Instead, encourage creativity and let agents use their own problem-solving skills to handle cases. Give them the flexibility to offer discounts, refunds, or rewards as they see fit. Steps like these will deepen customer relationships and build trust.
Second, agents can play an active role in generating revenue. How?
If agents aren’t bogged down by repetitive questions, they’re free offer product recommendations to customers who’ve shown a clear intent to buy. By answering product-related questions and assisting customers at checkout, support agents can fulfill a powerful sales function.
At Amazon, for example, product recommendations bring in 35% of their total revenue. By converting support into sales, organizations give agents a more influential role, having a net positive effect on the agent experience.
Many organizations are unaware of any problems concerning their agents until they start departing. Managers must deal with issues reactively because they aren’t aware anything’s wrong until it’s too late.
One surefire way of recognizing trouble areas before they emerge is by tracking customer service metrics. These are measurements that depict how well a company is meeting its customers’ needs by answering questions like:
Common service metrics include first response times (FRT), average resolution times (ART), and customer satisfaction scores (CSAT). By tracking metrics like these over time, you’ll immediately see what (if anything) is getting in your agents’ way.
Are response times growing? Is our ticket backlog getting longer? Are CSAT scores dropping? As soon as your metrics change, you’ll be able to take action and give your agents support before they know they need it.
Data-driven customer service doesn’t just boost satisfaction and retention for customers—it increases agent satisfaction and retention too.
Another valuable source of data that can’t be neglected is feedback. Without customer feedback, agents have no way of knowing how effectively they’re performing.
But feedback does more than just inform agents—it also brings tangible benefits.
Agents will learn exactly what skills they need to refine to become better at their jobs. In addition, the chance to leave feedback raises CSAT scores and makes customers happier, which in turn leads to more satisfied agents.
Customers aren’t the only source of vital feedback, though. Giving agents themselves a channel to voice their concerns can work wonders for your agent experience.
Agents get a chance to openly say what problems they have at work, and managers can take action to address any issues before they become serious enough to cause anyone to resign. Moreover, studies show regular employee feedback creates a more pleasant work environment and heightens employee engagement.
If you want to retain agents, let their voices be heard.

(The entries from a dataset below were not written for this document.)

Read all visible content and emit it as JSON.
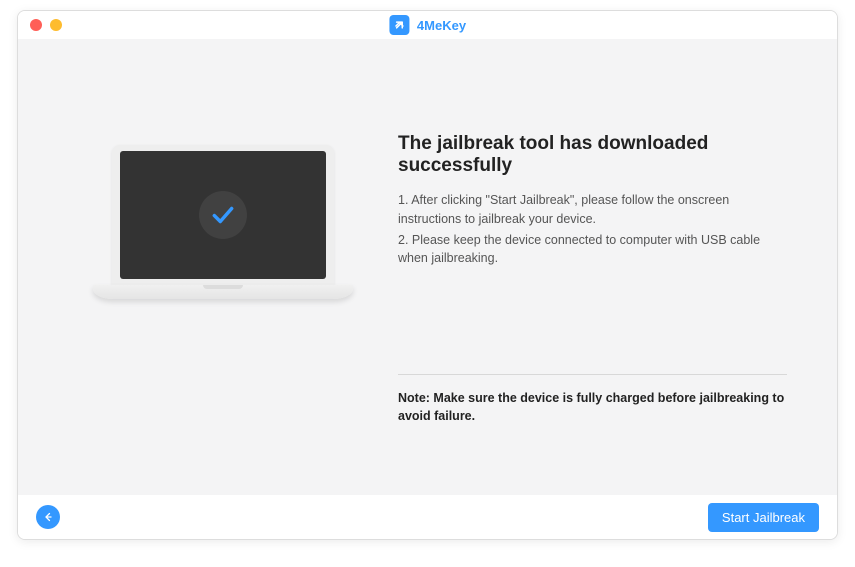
{
  "app": {
    "name": "4MeKey"
  },
  "main": {
    "heading": "The jailbreak tool has downloaded successfully",
    "instruction1": "1. After clicking \"Start Jailbreak\", please follow the onscreen instructions to jailbreak your device.",
    "instruction2": "2. Please keep the device connected to computer with USB cable when jailbreaking.",
    "note": "Note: Make sure the device is fully charged before jailbreaking to avoid failure."
  },
  "footer": {
    "primary_button": "Start Jailbreak"
  }
}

Attrition doesn’t have to hit your customer service team. With the right approach, your team can foster an enviable agent experience that satisfies your team and facilitates employee retention. If you’re an ecommerce brand looking to reduce agent turnover, automation tools like Zowie can help.